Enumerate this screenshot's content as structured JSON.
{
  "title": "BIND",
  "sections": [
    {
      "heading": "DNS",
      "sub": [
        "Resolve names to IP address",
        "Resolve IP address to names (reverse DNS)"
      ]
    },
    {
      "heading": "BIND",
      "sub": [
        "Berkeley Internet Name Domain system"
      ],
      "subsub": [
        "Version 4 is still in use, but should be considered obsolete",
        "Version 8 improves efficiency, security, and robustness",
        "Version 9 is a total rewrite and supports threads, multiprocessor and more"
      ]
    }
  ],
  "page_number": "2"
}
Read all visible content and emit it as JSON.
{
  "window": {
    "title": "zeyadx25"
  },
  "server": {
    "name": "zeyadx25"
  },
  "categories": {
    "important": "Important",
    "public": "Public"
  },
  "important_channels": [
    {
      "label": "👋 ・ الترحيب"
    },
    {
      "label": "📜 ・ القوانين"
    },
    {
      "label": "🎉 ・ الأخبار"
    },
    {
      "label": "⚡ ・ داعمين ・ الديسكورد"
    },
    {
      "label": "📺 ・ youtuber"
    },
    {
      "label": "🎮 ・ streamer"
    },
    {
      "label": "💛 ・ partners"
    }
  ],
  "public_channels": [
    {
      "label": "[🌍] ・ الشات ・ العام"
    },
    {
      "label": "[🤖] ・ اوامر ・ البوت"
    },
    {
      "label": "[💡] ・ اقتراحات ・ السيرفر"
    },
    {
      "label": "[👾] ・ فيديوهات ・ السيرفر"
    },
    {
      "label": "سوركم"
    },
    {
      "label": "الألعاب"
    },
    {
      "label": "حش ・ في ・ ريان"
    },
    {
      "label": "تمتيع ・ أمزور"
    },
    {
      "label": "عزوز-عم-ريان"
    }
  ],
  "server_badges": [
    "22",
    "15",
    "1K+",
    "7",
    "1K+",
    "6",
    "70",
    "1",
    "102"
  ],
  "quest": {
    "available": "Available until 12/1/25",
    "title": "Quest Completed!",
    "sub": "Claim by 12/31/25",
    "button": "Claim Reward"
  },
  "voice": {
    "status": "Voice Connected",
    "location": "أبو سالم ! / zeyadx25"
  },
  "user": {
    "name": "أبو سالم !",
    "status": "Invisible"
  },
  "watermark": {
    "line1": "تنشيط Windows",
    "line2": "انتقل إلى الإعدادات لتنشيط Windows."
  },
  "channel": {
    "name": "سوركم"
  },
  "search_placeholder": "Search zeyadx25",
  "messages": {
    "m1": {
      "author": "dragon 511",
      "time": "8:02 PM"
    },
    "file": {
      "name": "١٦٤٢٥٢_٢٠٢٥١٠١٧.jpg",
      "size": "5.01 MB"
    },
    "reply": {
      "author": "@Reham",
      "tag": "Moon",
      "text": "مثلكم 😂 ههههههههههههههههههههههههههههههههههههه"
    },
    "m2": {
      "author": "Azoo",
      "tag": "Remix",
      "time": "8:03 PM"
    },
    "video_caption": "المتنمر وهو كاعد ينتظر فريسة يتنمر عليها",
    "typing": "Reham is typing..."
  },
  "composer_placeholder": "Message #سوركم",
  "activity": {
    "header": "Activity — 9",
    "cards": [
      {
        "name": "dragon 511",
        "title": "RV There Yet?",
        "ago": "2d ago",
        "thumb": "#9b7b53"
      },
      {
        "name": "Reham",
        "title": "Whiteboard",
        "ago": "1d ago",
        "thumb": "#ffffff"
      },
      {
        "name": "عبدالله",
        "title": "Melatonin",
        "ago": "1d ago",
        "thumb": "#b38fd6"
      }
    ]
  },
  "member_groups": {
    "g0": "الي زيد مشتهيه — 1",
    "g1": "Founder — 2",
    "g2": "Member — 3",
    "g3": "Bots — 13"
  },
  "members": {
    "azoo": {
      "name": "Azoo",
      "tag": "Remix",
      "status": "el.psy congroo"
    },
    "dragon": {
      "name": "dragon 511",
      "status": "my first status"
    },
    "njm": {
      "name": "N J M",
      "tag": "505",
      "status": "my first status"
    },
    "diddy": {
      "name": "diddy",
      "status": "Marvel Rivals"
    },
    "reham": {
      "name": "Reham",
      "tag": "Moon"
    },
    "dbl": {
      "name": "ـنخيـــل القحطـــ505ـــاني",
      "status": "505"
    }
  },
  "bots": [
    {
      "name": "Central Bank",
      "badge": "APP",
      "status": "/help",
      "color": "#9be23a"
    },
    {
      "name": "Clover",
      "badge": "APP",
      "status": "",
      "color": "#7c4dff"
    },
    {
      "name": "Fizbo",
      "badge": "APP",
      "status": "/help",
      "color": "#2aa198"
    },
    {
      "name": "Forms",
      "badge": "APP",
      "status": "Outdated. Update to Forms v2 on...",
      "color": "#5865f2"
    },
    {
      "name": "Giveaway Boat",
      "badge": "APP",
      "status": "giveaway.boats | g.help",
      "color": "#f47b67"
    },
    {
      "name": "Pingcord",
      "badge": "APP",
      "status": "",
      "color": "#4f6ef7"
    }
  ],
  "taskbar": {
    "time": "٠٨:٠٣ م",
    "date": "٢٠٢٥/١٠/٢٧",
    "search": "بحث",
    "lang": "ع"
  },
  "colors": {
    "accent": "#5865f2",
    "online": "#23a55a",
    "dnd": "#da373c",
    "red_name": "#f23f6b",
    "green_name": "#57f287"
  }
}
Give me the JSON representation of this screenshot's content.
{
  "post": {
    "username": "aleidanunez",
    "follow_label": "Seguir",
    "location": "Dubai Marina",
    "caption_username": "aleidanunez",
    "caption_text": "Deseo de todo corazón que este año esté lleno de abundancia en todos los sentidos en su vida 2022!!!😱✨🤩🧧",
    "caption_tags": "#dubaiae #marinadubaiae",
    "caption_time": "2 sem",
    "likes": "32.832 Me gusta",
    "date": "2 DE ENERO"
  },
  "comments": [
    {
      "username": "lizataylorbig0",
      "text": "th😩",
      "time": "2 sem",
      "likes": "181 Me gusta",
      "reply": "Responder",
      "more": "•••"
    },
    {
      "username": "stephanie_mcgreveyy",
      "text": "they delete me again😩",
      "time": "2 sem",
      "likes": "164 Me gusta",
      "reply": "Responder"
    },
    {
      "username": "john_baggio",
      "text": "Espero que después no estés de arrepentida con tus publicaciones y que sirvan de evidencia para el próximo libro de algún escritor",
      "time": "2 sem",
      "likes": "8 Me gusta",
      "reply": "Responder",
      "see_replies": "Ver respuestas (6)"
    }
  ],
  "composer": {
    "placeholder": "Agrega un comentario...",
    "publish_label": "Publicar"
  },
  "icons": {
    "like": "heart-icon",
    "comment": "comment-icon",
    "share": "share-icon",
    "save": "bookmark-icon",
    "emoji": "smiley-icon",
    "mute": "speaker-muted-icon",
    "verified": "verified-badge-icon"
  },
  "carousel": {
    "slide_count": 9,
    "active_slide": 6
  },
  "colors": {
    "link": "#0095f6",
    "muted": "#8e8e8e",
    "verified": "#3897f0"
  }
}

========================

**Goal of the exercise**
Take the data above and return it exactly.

**Written response**
Enumerate this screenshot's content as structured JSON.
{
  "title": "BIND",
  "sections": [
    {
      "heading": "DNS",
      "sub": [
        "Resolve names to IP address",
        "Resolve IP address to names (reverse DNS)"
      ]
    },
    {
      "heading": "BIND",
      "sub": [
        "Berkeley Internet Name Domain system"
      ],
      "subsub": [
        "Version 4 is still in use, but should be considered obsolete",
        "Version 8 improves efficiency, security, and robustness",
        "Version 9 is a total rewrite and supports threads, multiprocessor and more"
      ]
    }
  ],
  "page_number": "2"
}
Read all visible content and emit it as JSON.
{
  "window": {
    "title": "zeyadx25"
  },
  "server": {
    "name": "zeyadx25"
  },
  "categories": {
    "important": "Important",
    "public": "Public"
  },
  "important_channels": [
    {
      "label": "👋 ・ الترحيب"
    },
    {
      "label": "📜 ・ القوانين"
    },
    {
      "label": "🎉 ・ الأخبار"
    },
    {
      "label": "⚡ ・ داعمين ・ الديسكورد"
    },
    {
      "label": "📺 ・ youtuber"
    },
    {
      "label": "🎮 ・ streamer"
    },
    {
      "label": "💛 ・ partners"
    }
  ],
  "public_channels": [
    {
      "label": "[🌍] ・ الشات ・ العام"
    },
    {
      "label": "[🤖] ・ اوامر ・ البوت"
    },
    {
      "label": "[💡] ・ اقتراحات ・ السيرفر"
    },
    {
      "label": "[👾] ・ فيديوهات ・ السيرفر"
    },
    {
      "label": "سوركم"
    },
    {
      "label": "الألعاب"
    },
    {
      "label": "حش ・ في ・ ريان"
    },
    {
      "label": "تمتيع ・ أمزور"
    },
    {
      "label": "عزوز-عم-ريان"
    }
  ],
  "server_badges": [
    "22",
    "15",
    "1K+",
    "7",
    "1K+",
    "6",
    "70",
    "1",
    "102"
  ],
  "quest": {
    "available": "Available until 12/1/25",
    "title": "Quest Completed!",
    "sub": "Claim by 12/31/25",
    "button": "Claim Reward"
  },
  "voice": {
    "status": "Voice Connected",
    "location": "أبو سالم ! / zeyadx25"
  },
  "user": {
    "name": "أبو سالم !",
    "status": "Invisible"
  },
  "watermark": {
    "line1": "تنشيط Windows",
    "line2": "انتقل إلى الإعدادات لتنشيط Windows."
  },
  "channel": {
    "name": "سوركم"
  },
  "search_placeholder": "Search zeyadx25",
  "messages": {
    "m1": {
      "author": "dragon 511",
      "time": "8:02 PM"
    },
    "file": {
      "name": "١٦٤٢٥٢_٢٠٢٥١٠١٧.jpg",
      "size": "5.01 MB"
    },
    "reply": {
      "author": "@Reham",
      "tag": "Moon",
      "text": "مثلكم 😂 ههههههههههههههههههههههههههههههههههههه"
    },
    "m2": {
      "author": "Azoo",
      "tag": "Remix",
      "time": "8:03 PM"
    },
    "video_caption": "المتنمر وهو كاعد ينتظر فريسة يتنمر عليها",
    "typing": "Reham is typing..."
  },
  "composer_placeholder": "Message #سوركم",
  "activity": {
    "header": "Activity — 9",
    "cards": [
      {
        "name": "dragon 511",
        "title": "RV There Yet?",
        "ago": "2d ago",
        "thumb": "#9b7b53"
      },
      {
        "name": "Reham",
        "title": "Whiteboard",
        "ago": "1d ago",
        "thumb": "#ffffff"
      },
      {
        "name": "عبدالله",
        "title": "Melatonin",
        "ago": "1d ago",
        "thumb": "#b38fd6"
      }
    ]
  },
  "member_groups": {
    "g0": "الي زيد مشتهيه — 1",
    "g1": "Founder — 2",
    "g2": "Member — 3",
    "g3": "Bots — 13"
  },
  "members": {
    "azoo": {
      "name": "Azoo",
      "tag": "Remix",
      "status": "el.psy congroo"
    },
    "dragon": {
      "name": "dragon 511",
      "status": "my first status"
    },
    "njm": {
      "name": "N J M",
      "tag": "505",
      "status": "my first status"
    },
    "diddy": {
      "name": "diddy",
      "status": "Marvel Rivals"
    },
    "reham": {
      "name": "Reham",
      "tag": "Moon"
    },
    "dbl": {
      "name": "ـنخيـــل القحطـــ505ـــاني",
      "status": "505"
    }
  },
  "bots": [
    {
      "name": "Central Bank",
      "badge": "APP",
      "status": "/help",
      "color": "#9be23a"
    },
    {
      "name": "Clover",
      "badge": "APP",
      "status": "",
      "color": "#7c4dff"
    },
    {
      "name": "Fizbo",
      "badge": "APP",
      "status": "/help",
      "color": "#2aa198"
    },
    {
      "name": "Forms",
      "badge": "APP",
      "status": "Outdated. Update to Forms v2 on...",
      "color": "#5865f2"
    },
    {
      "name": "Giveaway Boat",
      "badge": "APP",
      "status": "giveaway.boats | g.help",
      "color": "#f47b67"
    },
    {
      "name": "Pingcord",
      "badge": "APP",
      "status": "",
      "color": "#4f6ef7"
    }
  ],
  "taskbar": {
    "time": "٠٨:٠٣ م",
    "date": "٢٠٢٥/١٠/٢٧",
    "search": "بحث",
    "lang": "ع"
  },
  "colors": {
    "accent": "#5865f2",
    "online": "#23a55a",
    "dnd": "#da373c",
    "red_name": "#f23f6b",
    "green_name": "#57f287"
  }
}
Give me the JSON representation of this screenshot's content.
{
  "post": {
    "username": "aleidanunez",
    "follow_label": "Seguir",
    "location": "Dubai Marina",
    "caption_username": "aleidanunez",
    "caption_text": "Deseo de todo corazón que este año esté lleno de abundancia en todos los sentidos en su vida 2022!!!😱✨🤩🧧",
    "caption_tags": "#dubaiae #marinadubaiae",
    "caption_time": "2 sem",
    "likes": "32.832 Me gusta",
    "date": "2 DE ENERO"
  },
  "comments": [
    {
      "username": "lizataylorbig0",
      "text": "th😩",
      "time": "2 sem",
      "likes": "181 Me gusta",
      "reply": "Responder",
      "more": "•••"
    },
    {
      "username": "stephanie_mcgreveyy",
      "text": "they delete me again😩",
      "time": "2 sem",
      "likes": "164 Me gusta",
      "reply": "Responder"
    },
    {
      "username": "john_baggio",
      "text": "Espero que después no estés de arrepentida con tus publicaciones y que sirvan de evidencia para el próximo libro de algún escritor",
      "time": "2 sem",
      "likes": "8 Me gusta",
      "reply": "Responder",
      "see_replies": "Ver respuestas (6)"
    }
  ],
  "composer": {
    "placeholder": "Agrega un comentario...",
    "publish_label": "Publicar"
  },
  "icons": {
    "like": "heart-icon",
    "comment": "comment-icon",
    "share": "share-icon",
    "save": "bookmark-icon",
    "emoji": "smiley-icon",
    "mute": "speaker-muted-icon",
    "verified": "verified-badge-icon"
  },
  "carousel": {
    "slide_count": 9,
    "active_slide": 6
  },
  "colors": {
    "link": "#0095f6",
    "muted": "#8e8e8e",
    "verified": "#3897f0"
  }
}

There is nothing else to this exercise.